Moxie is Maine’s official soft drink and is made with the bitter tasting gentian root extract. While it is Maine’s state soft drink because creator Dr. Augustin Thompson was born in the state, the drink was actually produced in Massachusetts… I smell a blood feud!

Indiana – Water

How boring of a selection is this!? It’s like it didn’t even try! Don’t get me wrong, I love my H2O and whenever I’m not consuming alcohol, I’m downing the clear stuff to balance myself out, but come on… couldn’t they settle on something with even the slightest intrigue? Shame, Indiana… kind of sounds like a cool place to live.

diet water

New Hampshire – Apple Cider

An interesting selection, indeed… apparently this decision grew from a student campaign (their teacher wanted to get kids interested in government and show them they have a voice even at their useless age!) and even Facebook page to get the government to make it all official.

South Carolina – State-Grown Tea

I’m assuming this could be used in either hot or iced tea, but perhaps I’d cause an international incident for drinking one and not the other. South Carolina is another state that picked milk as its official beverage, but State-Grown Tea is their State Hospitality Beverage… yes, such a thing exists.

Ohio – Tomato Juice

This kind of reminds me of the Simpsons episode where the town of Shelbyville is forced to worship a turnip tree (once Springfield gets its precious lemon tree back) and the citizens can’t stand eating the vile vegetable. I’m curious as to how many people actually drink the official beverage of their state regularly. P.S.: Tomato Juice is gross!

Drink #220: Killer Kool-Aid
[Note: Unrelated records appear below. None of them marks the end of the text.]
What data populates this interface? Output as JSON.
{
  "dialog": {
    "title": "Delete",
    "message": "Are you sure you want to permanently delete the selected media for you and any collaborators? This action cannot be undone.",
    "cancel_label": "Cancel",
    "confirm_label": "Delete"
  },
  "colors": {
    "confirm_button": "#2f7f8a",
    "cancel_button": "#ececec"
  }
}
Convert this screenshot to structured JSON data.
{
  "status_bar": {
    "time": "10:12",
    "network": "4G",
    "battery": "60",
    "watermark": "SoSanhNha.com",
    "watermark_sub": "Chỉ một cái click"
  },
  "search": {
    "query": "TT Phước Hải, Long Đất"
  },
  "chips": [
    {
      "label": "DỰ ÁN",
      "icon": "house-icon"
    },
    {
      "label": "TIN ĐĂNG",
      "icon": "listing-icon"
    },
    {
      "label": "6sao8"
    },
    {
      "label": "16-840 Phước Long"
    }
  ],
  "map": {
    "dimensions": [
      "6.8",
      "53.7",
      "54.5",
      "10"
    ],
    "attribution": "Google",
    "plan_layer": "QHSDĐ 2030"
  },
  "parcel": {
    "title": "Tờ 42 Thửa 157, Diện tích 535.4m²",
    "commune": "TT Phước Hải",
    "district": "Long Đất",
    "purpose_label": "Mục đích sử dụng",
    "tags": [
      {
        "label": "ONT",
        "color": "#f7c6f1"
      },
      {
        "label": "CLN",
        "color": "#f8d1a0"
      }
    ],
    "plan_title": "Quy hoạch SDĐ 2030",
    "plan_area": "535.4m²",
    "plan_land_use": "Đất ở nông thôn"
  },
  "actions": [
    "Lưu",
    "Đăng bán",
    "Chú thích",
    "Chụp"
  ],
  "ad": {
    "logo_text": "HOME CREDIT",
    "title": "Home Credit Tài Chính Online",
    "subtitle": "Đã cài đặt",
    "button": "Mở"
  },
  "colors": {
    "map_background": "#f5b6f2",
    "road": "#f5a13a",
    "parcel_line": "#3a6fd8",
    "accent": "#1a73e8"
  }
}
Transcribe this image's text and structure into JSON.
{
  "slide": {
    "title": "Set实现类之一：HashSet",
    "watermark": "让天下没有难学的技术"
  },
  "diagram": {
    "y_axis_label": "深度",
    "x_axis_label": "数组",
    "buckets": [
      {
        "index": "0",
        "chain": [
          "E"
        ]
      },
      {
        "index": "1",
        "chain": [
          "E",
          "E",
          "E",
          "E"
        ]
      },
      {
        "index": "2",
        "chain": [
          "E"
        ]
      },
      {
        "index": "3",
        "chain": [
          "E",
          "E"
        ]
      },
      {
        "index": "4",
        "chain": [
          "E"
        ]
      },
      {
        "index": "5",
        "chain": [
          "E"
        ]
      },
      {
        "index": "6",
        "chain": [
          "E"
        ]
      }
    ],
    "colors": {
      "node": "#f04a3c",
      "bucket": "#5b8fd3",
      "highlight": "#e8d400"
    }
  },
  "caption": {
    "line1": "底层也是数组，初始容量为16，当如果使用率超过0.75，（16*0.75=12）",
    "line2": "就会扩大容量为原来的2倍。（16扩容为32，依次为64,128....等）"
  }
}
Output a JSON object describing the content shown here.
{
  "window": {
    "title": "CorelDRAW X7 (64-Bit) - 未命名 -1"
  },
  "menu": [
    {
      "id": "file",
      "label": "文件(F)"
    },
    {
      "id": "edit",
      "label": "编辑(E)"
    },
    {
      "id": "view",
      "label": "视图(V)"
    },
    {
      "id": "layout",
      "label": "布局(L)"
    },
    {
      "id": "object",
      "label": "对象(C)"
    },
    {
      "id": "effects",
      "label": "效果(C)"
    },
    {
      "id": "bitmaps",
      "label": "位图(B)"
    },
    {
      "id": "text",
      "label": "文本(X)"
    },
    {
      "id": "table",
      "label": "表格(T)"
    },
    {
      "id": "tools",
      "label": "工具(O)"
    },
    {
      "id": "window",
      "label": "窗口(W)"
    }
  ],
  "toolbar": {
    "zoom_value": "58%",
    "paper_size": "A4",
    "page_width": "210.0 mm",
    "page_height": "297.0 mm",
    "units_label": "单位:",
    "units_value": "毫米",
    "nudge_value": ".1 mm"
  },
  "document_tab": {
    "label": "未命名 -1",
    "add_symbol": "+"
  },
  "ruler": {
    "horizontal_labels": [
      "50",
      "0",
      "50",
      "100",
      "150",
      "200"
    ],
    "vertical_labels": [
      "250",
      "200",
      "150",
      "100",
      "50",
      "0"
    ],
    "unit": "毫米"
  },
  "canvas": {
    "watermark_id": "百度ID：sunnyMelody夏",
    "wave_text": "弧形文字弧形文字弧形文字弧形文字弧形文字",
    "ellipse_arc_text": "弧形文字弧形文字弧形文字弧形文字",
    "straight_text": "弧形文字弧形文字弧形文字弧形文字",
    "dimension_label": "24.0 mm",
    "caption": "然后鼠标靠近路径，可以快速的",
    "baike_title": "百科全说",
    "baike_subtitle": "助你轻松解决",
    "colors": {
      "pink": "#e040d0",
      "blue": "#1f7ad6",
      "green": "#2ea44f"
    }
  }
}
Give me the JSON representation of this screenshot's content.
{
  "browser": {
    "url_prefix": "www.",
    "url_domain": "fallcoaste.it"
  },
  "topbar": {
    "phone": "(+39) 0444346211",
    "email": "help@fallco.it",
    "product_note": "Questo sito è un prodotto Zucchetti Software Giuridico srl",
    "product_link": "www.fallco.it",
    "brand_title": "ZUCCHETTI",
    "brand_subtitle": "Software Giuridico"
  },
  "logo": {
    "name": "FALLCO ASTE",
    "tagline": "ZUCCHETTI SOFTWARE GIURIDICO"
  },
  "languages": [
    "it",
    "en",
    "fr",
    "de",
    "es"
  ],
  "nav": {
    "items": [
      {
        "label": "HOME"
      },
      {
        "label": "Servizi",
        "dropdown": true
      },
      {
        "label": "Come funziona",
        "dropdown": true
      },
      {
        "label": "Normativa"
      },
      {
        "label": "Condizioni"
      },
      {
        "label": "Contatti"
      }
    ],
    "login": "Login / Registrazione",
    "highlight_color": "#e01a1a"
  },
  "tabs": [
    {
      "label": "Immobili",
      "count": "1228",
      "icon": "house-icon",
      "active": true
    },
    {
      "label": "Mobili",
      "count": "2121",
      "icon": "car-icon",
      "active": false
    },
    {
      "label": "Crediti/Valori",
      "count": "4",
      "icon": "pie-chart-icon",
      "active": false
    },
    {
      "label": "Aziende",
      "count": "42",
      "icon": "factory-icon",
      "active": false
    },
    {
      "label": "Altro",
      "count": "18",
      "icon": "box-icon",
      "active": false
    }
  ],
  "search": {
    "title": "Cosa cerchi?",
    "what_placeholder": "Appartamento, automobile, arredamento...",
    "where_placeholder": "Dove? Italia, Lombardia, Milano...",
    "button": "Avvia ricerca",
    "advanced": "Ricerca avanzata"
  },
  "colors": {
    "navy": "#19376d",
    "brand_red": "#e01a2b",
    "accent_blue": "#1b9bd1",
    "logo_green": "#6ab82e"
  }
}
Aug 8

  • Rim glass with Kool-Aid Powder
  • 1 oz Vodka (I used Grey Goose Cherry Noir)
  • 0.5 oz Melon Liqueur
  • 0.5 oz Amaretto
  • Top with Cranberry Juice
  • Splash of Lemon-Lime Soda
  • Garnish with Lime Wedge

I’m surprised more states haven’t named an official beverage. California could choose wine, given its wonderful wine regions. Washington State could go with Apple Juice thanks to the production industry there. Finally, Michigan could choose motor oil as a nod to being the home of motor vehicle manufacturing.

Sip Advisor Bar Notes (4 Sips out of 5):
I have to say that this drink tastes an awful lot like Kool-Aid… plus a little bit of the hard stuff! I used Grey Goose Cherry Noir Vodka, which added a nice flavour with the top shelf spirit and all was well… oh yeah!